DENNIS – A trim, nicely dressed white man in his late thirties/early forties. Dennis is reasonable and pleasant, but he tries a little too hard.
RODRIGUEZ – A Latino police detective, thirties or forties, with a laid-back manner who nevertheless watches a suspect, such as Dennis, carefully, and invites him to talk himself into a corner.
MICHAEL – Dennis' older brother, in his late forties/early fifties. He is overweight, and both of his legs have been amputated because of his diabetes. His back hurts; he is in constant pain. A sardonic, brilliant, unfixably broken person. At times he is amused, at times bored; he is always tired, angry and bitter. (Please note: the actor playing this role need not be an amputee, amputation can be 'implied' by the designer.)
EDITH – A nurse who has known many patients and families in their private hells for several decades.
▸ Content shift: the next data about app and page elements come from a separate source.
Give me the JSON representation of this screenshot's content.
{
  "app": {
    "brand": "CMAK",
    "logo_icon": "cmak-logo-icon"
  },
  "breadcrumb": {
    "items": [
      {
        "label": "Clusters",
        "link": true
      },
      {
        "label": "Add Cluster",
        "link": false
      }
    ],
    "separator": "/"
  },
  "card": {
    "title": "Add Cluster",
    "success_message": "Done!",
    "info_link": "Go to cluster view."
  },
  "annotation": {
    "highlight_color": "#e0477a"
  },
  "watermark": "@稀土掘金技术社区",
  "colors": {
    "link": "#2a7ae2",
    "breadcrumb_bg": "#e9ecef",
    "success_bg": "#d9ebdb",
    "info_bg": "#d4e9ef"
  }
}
A strong, kind, black Jamaican woman in her forties or fifties.
JULIE – A few years younger than Dennis, from a background similar to his, protective of him, wary of Michael.
BYRON – A black man around Michael's age. Like Michael, he is angry and bitter, and equally annoyed by pampered people like Dennis.
See all +

Cast Attributes

  • Ensemble cast
  • Multicultural casting
  • Strong Role for Leading Man (Star Vehicle)



Judy Klass

Judy Klass has seen over twenty of of her one-act plays produced since the 1990s, all over the country. Her full-length plays Transatlantic and Damage Control have been produced in multiple productions in New York City.  Her unproduced full-length play Stop Me If You've Heard ...

View full profile

CELL premiered in the International Mystery Writers' Festival in Owensboro, Kentucky in June of 2008.  The production was directed by Kelley Elder.

Now Playing

Community Experiences